Our pick of human rights news stories from the past week.

News From BIHR

The ECtHR rules that the 'Bedroom Tax' is discriminatory against women who are survivors of domestic violence

Last month, the European Court of Human Rights found that the ‘bedroom tax’ discriminated against women who are survivors of domestic violence. We take a look at this case and at how human rights can help women rebuilding there lives after domestic violence. We also announce a new BIHR project!


New Human Rights Open Training Courses

At BIHR we are one of the most respected providers of human rights consultancy and training in the UK. This is because we aim for the light bulb moments- when people make the connection between human rights and the work they do every day. We move human rights from the law books to everyday life, using real examples and a practical human rights based approach.
We we are very excited to announce that we are now offering open training courses which provide an introduction on a human rights based approach. Click below to find out out more and sign up.

Find Out More

News From Elsewhere

Brexit could mean homelessness for EU children in care, says charity
Thousands of children in care whose immigration status will be affected by Brexit could find themselves in the UK unlawfully, facing homelessness, immigration detention or deportation, an immigration legal charity has said.

The Guardian

Extinction Rebellion cases suspended after police ban ruled unlawful by High Court

Nine Extinction Rebellion cases were suspended at court today in the wake of the High Court challenge where judges deemed a London protest ban unlawful.
The cases were due to be heard at Westminster Magistrates’ Court this morning, but have now been sent back to the Crown Prosecution Service (CPS) for “review of evidence”. 
Oliver McGowan death prompts mandatory autism training
All health and social care workers are to be given mandatory training on autism and learning disabilities after the death of a teenager.
Oliver McGowan, 18, died at Southmead hospital in Bristol in 2016 after being given a drug he was allergic to despite repeat warning from his parents.
The government has announced funding of £1.4m to develop and test the new training package.
BBC News 

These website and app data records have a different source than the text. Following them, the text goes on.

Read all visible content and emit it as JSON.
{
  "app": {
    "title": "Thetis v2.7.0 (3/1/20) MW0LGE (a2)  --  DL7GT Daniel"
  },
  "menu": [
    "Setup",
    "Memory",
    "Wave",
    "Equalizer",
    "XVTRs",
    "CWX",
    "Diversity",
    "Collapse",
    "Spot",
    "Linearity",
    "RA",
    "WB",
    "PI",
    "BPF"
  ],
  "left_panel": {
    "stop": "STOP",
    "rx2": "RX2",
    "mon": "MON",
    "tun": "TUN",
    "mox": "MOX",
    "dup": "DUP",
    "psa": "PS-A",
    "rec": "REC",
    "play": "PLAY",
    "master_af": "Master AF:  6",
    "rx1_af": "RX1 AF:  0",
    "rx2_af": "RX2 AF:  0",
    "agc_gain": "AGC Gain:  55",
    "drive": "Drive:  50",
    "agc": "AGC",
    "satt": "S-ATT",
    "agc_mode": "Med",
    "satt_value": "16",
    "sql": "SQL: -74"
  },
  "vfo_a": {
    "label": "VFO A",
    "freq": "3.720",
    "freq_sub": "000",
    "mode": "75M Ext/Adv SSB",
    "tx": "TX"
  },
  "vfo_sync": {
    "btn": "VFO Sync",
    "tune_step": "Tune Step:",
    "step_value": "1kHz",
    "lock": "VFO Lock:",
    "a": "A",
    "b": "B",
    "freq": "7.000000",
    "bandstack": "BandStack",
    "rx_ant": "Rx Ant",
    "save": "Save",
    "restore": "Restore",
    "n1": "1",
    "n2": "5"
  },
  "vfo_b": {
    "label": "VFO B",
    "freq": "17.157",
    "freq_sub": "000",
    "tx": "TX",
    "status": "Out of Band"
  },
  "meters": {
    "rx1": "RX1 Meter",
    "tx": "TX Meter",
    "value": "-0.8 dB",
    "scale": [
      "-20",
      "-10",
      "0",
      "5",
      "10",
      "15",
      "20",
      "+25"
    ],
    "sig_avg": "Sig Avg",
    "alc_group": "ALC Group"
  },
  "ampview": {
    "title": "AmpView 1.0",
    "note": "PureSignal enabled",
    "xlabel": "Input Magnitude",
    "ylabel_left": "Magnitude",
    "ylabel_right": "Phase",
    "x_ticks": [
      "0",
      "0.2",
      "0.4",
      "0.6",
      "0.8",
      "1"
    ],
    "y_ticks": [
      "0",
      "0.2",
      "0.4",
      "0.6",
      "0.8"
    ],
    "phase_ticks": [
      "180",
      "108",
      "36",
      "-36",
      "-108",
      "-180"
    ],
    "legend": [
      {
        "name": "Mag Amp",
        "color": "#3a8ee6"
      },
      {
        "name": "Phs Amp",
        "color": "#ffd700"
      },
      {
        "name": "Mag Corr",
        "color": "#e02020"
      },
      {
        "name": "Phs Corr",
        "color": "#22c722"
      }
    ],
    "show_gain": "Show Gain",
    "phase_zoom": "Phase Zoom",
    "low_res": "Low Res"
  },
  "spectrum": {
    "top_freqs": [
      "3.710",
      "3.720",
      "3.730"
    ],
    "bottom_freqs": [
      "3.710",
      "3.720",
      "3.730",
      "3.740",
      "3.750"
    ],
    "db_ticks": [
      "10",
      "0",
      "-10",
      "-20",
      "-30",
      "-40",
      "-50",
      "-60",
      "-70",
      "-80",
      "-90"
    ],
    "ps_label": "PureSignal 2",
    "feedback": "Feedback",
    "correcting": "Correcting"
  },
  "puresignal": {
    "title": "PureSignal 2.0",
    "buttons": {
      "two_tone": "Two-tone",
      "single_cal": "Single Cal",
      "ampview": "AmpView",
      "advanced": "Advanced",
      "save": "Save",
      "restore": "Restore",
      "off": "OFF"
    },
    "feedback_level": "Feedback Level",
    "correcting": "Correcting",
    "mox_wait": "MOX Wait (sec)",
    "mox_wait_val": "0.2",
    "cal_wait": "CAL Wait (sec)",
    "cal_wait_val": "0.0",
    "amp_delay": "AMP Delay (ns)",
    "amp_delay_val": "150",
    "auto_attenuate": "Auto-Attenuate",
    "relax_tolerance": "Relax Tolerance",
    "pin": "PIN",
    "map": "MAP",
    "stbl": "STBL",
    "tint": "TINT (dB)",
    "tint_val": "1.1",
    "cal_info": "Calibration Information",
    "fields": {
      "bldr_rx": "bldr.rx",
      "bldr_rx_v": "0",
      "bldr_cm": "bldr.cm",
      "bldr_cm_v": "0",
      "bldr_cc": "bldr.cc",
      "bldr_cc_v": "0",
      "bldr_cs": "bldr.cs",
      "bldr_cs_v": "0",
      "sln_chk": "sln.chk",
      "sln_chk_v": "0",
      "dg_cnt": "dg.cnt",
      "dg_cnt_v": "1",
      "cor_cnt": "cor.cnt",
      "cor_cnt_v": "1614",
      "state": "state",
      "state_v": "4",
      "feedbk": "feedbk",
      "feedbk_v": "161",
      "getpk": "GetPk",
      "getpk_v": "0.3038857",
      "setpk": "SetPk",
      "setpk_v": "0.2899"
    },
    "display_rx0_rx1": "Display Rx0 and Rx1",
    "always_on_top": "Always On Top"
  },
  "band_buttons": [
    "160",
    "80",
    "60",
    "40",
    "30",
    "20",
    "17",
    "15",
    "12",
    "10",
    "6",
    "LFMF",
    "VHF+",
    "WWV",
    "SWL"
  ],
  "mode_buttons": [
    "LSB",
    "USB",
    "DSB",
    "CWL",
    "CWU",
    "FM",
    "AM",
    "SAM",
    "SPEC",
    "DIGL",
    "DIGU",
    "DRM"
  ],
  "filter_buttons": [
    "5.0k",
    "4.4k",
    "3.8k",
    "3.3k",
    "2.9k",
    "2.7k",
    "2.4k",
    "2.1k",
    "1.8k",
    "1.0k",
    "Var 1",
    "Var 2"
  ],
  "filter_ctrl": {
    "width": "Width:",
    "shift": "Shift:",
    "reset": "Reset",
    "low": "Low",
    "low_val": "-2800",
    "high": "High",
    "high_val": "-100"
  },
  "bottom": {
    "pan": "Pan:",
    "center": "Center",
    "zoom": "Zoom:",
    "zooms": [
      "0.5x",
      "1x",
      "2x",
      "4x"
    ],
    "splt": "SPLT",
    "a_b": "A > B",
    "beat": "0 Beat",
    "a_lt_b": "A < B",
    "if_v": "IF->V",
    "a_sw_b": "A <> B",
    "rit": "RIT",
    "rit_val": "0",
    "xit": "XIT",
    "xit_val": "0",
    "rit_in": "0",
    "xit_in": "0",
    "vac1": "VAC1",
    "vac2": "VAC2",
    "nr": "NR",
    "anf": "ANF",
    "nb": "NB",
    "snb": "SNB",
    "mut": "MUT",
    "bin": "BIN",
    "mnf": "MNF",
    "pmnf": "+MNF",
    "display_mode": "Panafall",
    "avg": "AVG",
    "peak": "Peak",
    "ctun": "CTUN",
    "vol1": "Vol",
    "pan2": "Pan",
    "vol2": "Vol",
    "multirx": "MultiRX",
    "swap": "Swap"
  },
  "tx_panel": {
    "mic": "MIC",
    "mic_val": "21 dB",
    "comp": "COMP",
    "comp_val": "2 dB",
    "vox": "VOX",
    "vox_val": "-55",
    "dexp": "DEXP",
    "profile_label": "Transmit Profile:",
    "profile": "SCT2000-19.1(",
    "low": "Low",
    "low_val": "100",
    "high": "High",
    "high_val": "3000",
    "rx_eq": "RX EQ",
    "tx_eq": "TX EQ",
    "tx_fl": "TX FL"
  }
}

British government ‘driving refugees to use deadly smuggling routes’ with migration policies, MPs find

The government is risking the lives of migrants by driving them into the hands of smugglers through punitive policies, MPs have found.

The Foreign Affairs Committee said the deaths of 39 people in a lorry discovered in Essex must act as a wake-up call, forcing ministers to reconsider their approach.

A report warned that the UK’s focus on closing borders “serves to drive migrants to take more dangerous routes and pushes them into the hands of criminal groups”.

The Independent

Share of convicted children who are BAME doubles in eight years

The proportion of children convicted of a crime who are from black, Asian and minority ethnic backgrounds has nearly doubled in eight years, an increase experts have described as an urgent problem.

The steep rise comes despite a drastic drop in the overall number of youth cautions or sentences handed down, which one academic described as an indictment on the whole justice system.

In 2018, 27% of the 10 to 18-year-olds who received a youth caution or sentence were from a minority ethnic background, compared with 14% in 2010, according to official figures from the Ministry of Justice released earlier this year.

The Guardian

Charity calls for an end to 'collective shame' of restraint and isolation of learning disabled pupils

Hundreds of Scottish children with disabilities are restrained or isolated on thousands of occasions every year which in some cases causing them lasting harm, a charity has warned.

Enable Scotland is calling for the Scottish Government to issue new guidance and stricter protocols on the use of restraint and seclusion in schools.

The Herald Scotland